_What to produce_
Write the listing out again, exactly as it reads below.

_Records_
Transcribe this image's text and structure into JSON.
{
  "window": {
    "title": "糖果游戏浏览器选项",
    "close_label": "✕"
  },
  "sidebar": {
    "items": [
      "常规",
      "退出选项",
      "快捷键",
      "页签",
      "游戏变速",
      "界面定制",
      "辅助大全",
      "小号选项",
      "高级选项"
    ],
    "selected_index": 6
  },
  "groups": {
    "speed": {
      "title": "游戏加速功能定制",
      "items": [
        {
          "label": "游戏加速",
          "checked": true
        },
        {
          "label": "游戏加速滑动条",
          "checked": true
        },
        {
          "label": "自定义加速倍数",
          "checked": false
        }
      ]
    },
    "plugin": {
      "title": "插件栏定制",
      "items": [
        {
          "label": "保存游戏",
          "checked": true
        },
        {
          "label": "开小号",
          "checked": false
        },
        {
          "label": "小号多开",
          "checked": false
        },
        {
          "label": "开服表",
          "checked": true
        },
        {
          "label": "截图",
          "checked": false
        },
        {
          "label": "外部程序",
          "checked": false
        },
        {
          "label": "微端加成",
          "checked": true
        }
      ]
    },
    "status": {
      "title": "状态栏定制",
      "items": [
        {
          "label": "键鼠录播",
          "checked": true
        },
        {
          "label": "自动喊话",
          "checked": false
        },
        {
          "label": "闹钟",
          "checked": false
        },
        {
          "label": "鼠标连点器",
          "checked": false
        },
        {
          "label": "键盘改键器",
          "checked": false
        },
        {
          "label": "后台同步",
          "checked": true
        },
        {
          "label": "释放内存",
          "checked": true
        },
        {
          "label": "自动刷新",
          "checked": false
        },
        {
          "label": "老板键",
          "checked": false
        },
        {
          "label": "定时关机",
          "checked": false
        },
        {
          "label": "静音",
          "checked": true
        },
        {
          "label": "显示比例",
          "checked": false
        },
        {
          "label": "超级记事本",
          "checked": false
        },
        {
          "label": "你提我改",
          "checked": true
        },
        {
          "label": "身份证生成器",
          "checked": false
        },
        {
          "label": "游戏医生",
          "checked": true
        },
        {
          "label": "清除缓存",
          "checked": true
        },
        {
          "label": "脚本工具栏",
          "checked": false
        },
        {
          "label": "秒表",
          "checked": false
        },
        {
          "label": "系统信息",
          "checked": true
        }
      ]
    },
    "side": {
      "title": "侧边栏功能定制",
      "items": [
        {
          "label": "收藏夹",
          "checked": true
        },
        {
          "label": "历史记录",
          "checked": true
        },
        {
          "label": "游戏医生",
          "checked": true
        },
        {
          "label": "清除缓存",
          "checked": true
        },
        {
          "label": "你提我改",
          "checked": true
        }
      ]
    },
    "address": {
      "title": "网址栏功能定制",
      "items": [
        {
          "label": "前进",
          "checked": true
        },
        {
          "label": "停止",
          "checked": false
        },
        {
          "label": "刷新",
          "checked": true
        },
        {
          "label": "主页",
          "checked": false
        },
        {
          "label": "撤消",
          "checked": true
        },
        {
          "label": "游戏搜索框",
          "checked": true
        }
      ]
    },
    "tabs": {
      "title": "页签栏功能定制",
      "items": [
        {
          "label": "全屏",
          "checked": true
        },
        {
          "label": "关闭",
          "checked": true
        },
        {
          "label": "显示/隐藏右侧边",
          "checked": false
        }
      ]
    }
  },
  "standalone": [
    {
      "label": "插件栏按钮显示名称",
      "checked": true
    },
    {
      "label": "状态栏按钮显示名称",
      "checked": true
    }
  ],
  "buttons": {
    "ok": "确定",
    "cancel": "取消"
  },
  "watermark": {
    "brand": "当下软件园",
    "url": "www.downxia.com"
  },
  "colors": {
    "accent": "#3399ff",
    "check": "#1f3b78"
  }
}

_Exercise result_
Transcribe this image's text and structure into JSON.
{
  "window": {
    "title": "糖果游戏浏览器选项",
    "close_label": "✕"
  },
  "sidebar": {
    "items": [
      "常规",
      "退出选项",
      "快捷键",
      "页签",
      "游戏变速",
      "界面定制",
      "辅助大全",
      "小号选项",
      "高级选项"
    ],
    "selected_index": 6
  },
  "groups": {
    "speed": {
      "title": "游戏加速功能定制",
      "items": [
        {
          "label": "游戏加速",
          "checked": true
        },
        {
          "label": "游戏加速滑动条",
          "checked": true
        },
        {
          "label": "自定义加速倍数",
          "checked": false
        }
      ]
    },
    "plugin": {
      "title": "插件栏定制",
      "items": [
        {
          "label": "保存游戏",
          "checked": true
        },
        {
          "label": "开小号",
          "checked": false
        },
        {
          "label": "小号多开",
          "checked": false
        },
        {
          "label": "开服表",
          "checked": true
        },
        {
          "label": "截图",
          "checked": false
        },
        {
          "label": "外部程序",
          "checked": false
        },
        {
          "label": "微端加成",
          "checked": true
        }
      ]
    },
    "status": {
      "title": "状态栏定制",
      "items": [
        {
          "label": "键鼠录播",
          "checked": true
        },
        {
          "label": "自动喊话",
          "checked": false
        },
        {
          "label": "闹钟",
          "checked": false
        },
        {
          "label": "鼠标连点器",
          "checked": false
        },
        {
          "label": "键盘改键器",
          "checked": false
        },
        {
          "label": "后台同步",
          "checked": true
        },
        {
          "label": "释放内存",
          "checked": true
        },
        {
          "label": "自动刷新",
          "checked": false
        },
        {
          "label": "老板键",
          "checked": false
        },
        {
          "label": "定时关机",
          "checked": false
        },
        {
          "label": "静音",
          "checked": true
        },
        {
          "label": "显示比例",
          "checked": false
        },
        {
          "label": "超级记事本",
          "checked": false
        },
        {
          "label": "你提我改",
          "checked": true
        },
        {
          "label": "身份证生成器",
          "checked": false
        },
        {
          "label": "游戏医生",
          "checked": true
        },
        {
          "label": "清除缓存",
          "checked": true
        },
        {
          "label": "脚本工具栏",
          "checked": false
        },
        {
          "label": "秒表",
          "checked": false
        },
        {
          "label": "系统信息",
          "checked": true
        }
      ]
    },
    "side": {
      "title": "侧边栏功能定制",
      "items": [
        {
          "label": "收藏夹",
          "checked": true
        },
        {
          "label": "历史记录",
          "checked": true
        },
        {
          "label": "游戏医生",
          "checked": true
        },
        {
          "label": "清除缓存",
          "checked": true
        },
        {
          "label": "你提我改",
          "checked": true
        }
      ]
    },
    "address": {
      "title": "网址栏功能定制",
      "items": [
        {
          "label": "前进",
          "checked": true
        },
        {
          "label": "停止",
          "checked": false
        },
        {
          "label": "刷新",
          "checked": true
        },
        {
          "label": "主页",
          "checked": false
        },
        {
          "label": "撤消",
          "checked": true
        },
        {
          "label": "游戏搜索框",
          "checked": true
        }
      ]
    },
    "tabs": {
      "title": "页签栏功能定制",
      "items": [
        {
          "label": "全屏",
          "checked": true
        },
        {
          "label": "关闭",
          "checked": true
        },
        {
          "label": "显示/隐藏右侧边",
          "checked": false
        }
      ]
    }
  },
  "standalone": [
    {
      "label": "插件栏按钮显示名称",
      "checked": true
    },
    {
      "label": "状态栏按钮显示名称",
      "checked": true
    }
  ],
  "buttons": {
    "ok": "确定",
    "cancel": "取消"
  },
  "watermark": {
    "brand": "当下软件园",
    "url": "www.downxia.com"
  },
  "colors": {
    "accent": "#3399ff",
    "check": "#1f3b78"
  }
}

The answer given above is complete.